George D. Keil, president of the Jewish Community Center, appointed Mrs. Arthur I. Gould and Julian Tobias as co-chairs of the JCC’s 16th Annual Jewish Book Fair. One of the most popular speakers was Harry Kemmelman, author of Saturday the Rabbi Went Hungry. Golda Meir, Israel’s foreign minister, came to Detroit in November to honor Emma Schaver, chair of the Women’s Division of the Detroit Israel Bond Organization, at the Israel Miracle Year Dinner at Cobo Hall in Downtown Detroit. Meir presented her longtime friend with the Eleanor Roosevelt Humanities Award. Schaver, 70, a noted concert singer, had given her last official performance on Mt. Scopus in Israel five months earlier.

Myron Milgrom, vice president in charge of sales for the Mercury Paint Company, was involved in two building plans. Mercury planned a huge new plant, and Milgrom was chairman of the Hillel Day School Building Fund Concert at the Ford Auditorium. The concert, featuring operatic tenor Richard Tucker, launched the school’s drive to raise funds to construct its own building. Half of the $1.5 million needed to complete the building was raised by the time of the ceremonial groundbreaking on Nov. 26 at the 11-acre Farmington Hills site on Middlebelt Road, north of Northwestern Highway.

For the first time, the Jewish Welfare Federation allocated funds to the Yeshiva Beth Yehudah Day School. The Yeshiva High School received $9,500 from the Federation, 2 percent of the entire school’s total budget. Brothers Wolf and Isadore Cohen, among the founders of the day school and who served as school presidents, received the Golden Torah Award at the Yeshiva’s annual dinner.

As packages to 55 servicemen in Vietnam were mailed out by Mrs. Louis Winkle, servicemen service chairman of Sholom Auxiliary, Jewish War Veterans, the community lost one of its sons. Pfc. Dennis Greenwald, a member of the airborne brigade, was killed in fierce battle in Vietnam. Only three days short of his 19th birthday, the young Southfield resident was honored by the Southfield City Council with a minute of silent prayer for him and all the men in Vietnam. Greenwald’s parents, longtime supporters of the Southfield Pubic Library, arranged for a plaque on the grounds and a picture of their son to hang in the library’s study.

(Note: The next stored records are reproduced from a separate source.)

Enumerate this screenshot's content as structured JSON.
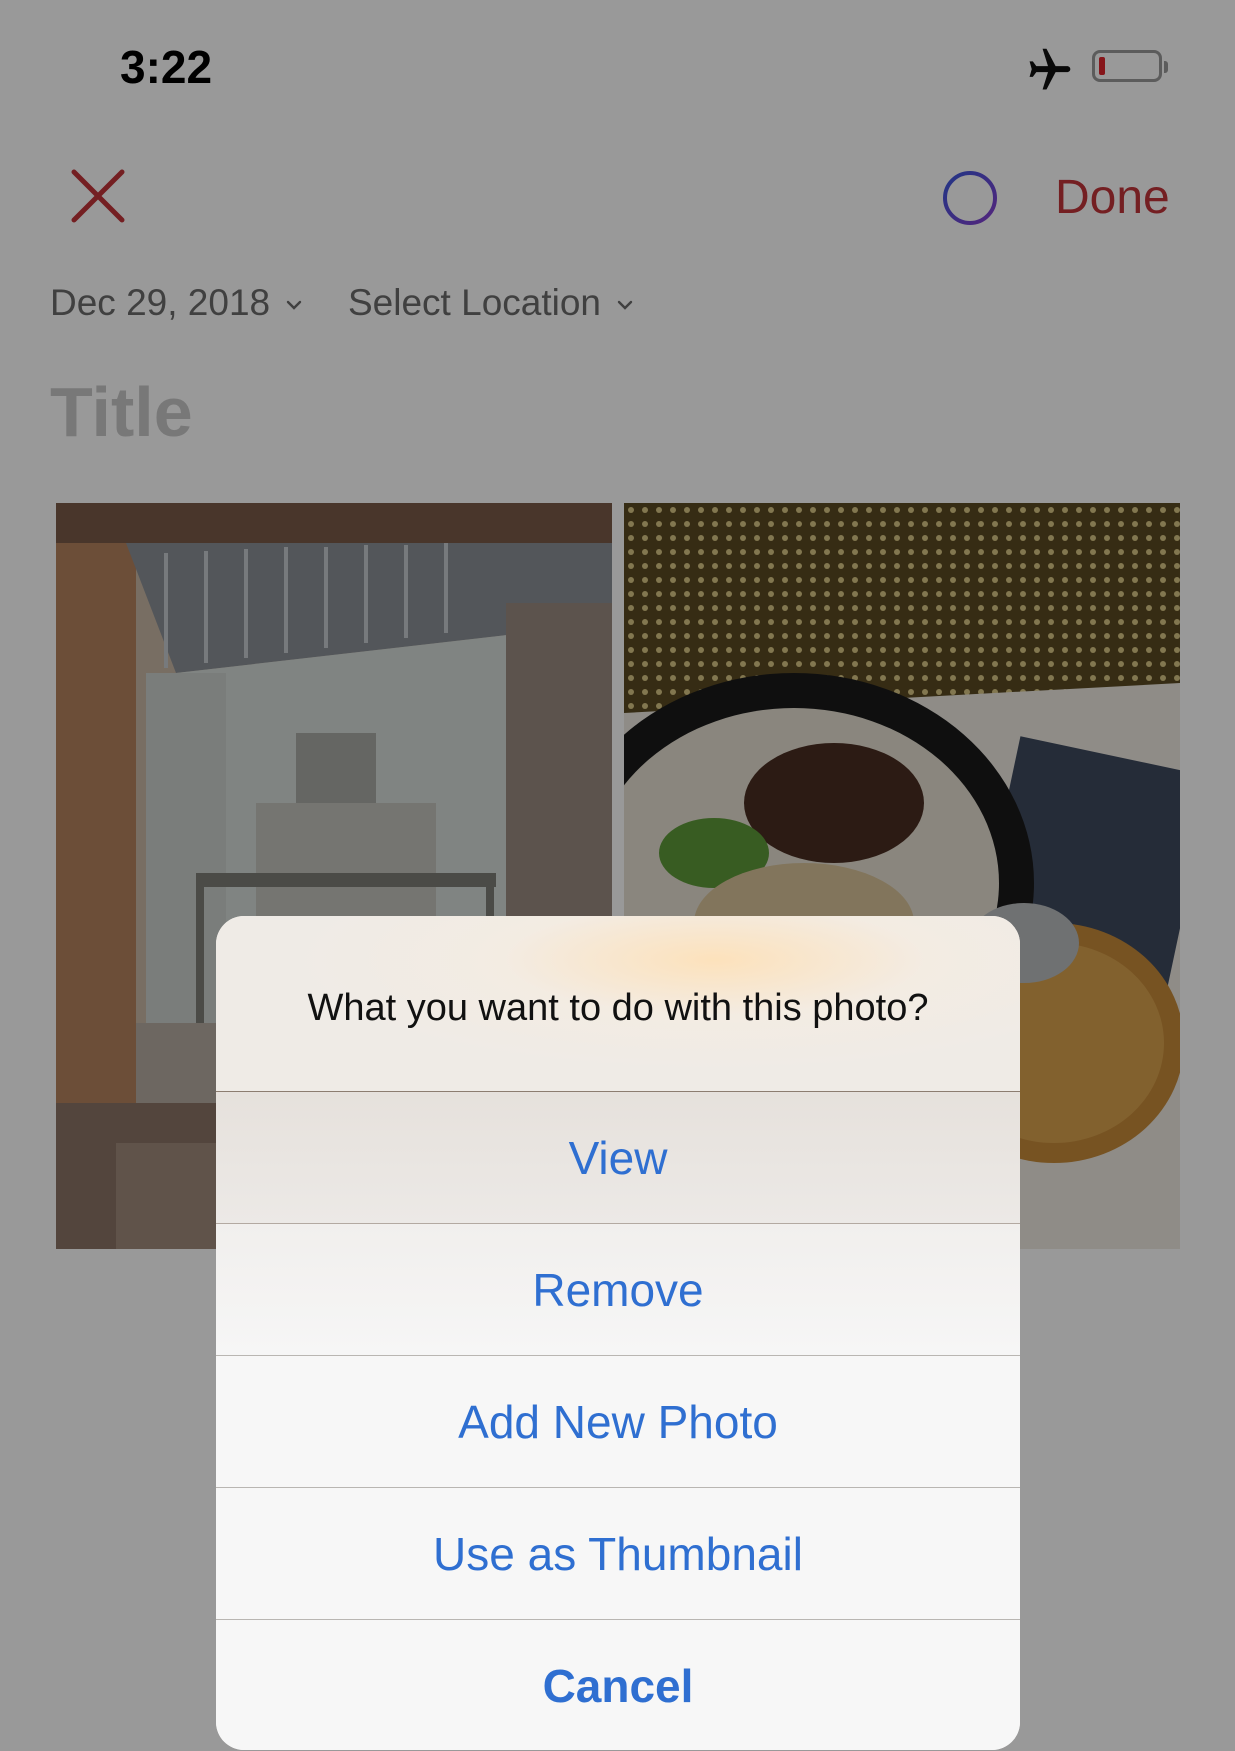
{
  "status_bar": {
    "time": "3:22",
    "airplane_icon": "airplane-icon",
    "battery_icon": "battery-low-icon"
  },
  "nav": {
    "close_icon": "close-x-icon",
    "status_icon": "ring-icon",
    "done_label": "Done"
  },
  "entry": {
    "date": "Dec 29, 2018",
    "location": "Select Location",
    "title_placeholder": "Title"
  },
  "photos": [
    {
      "name": "photo-workshop"
    },
    {
      "name": "photo-ramen"
    }
  ],
  "alert": {
    "message": "What you want to do with this photo?",
    "actions": [
      {
        "label": "View"
      },
      {
        "label": "Remove"
      },
      {
        "label": "Add New Photo"
      },
      {
        "label": "Use as Thumbnail"
      }
    ],
    "cancel_label": "Cancel"
  },
  "colors": {
    "accent_red": "#c1343a",
    "action_blue": "#2f6fd1",
    "ring_purple": "#6a3fd8"
  }
}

Meanwhile, Israelis were interested in U.N. Resolution 242. President Johnson made sure the word Jerusalem wasn’t included in the November 1967 call for “secure and recognized boundaries.” The Resolution called for Arab states to recognize Israel’s right to exist and negotiate with the Jewish state. In return, Israel would withdraw from some of the territory captured in June. Arab leaders based their answer on their Khartoum Resolution: No peace with Israel, no recognition of Israel, no negotiations with it. The Arab summit became known as “the three no’s.”

 

Jewish Press columnist and public speaker on several subjects, Cohen is the author 10 books, including the iconic Echoes of Detroit’s Jewish Communities: A History. He may be reached at irdav@sbcglobal.net.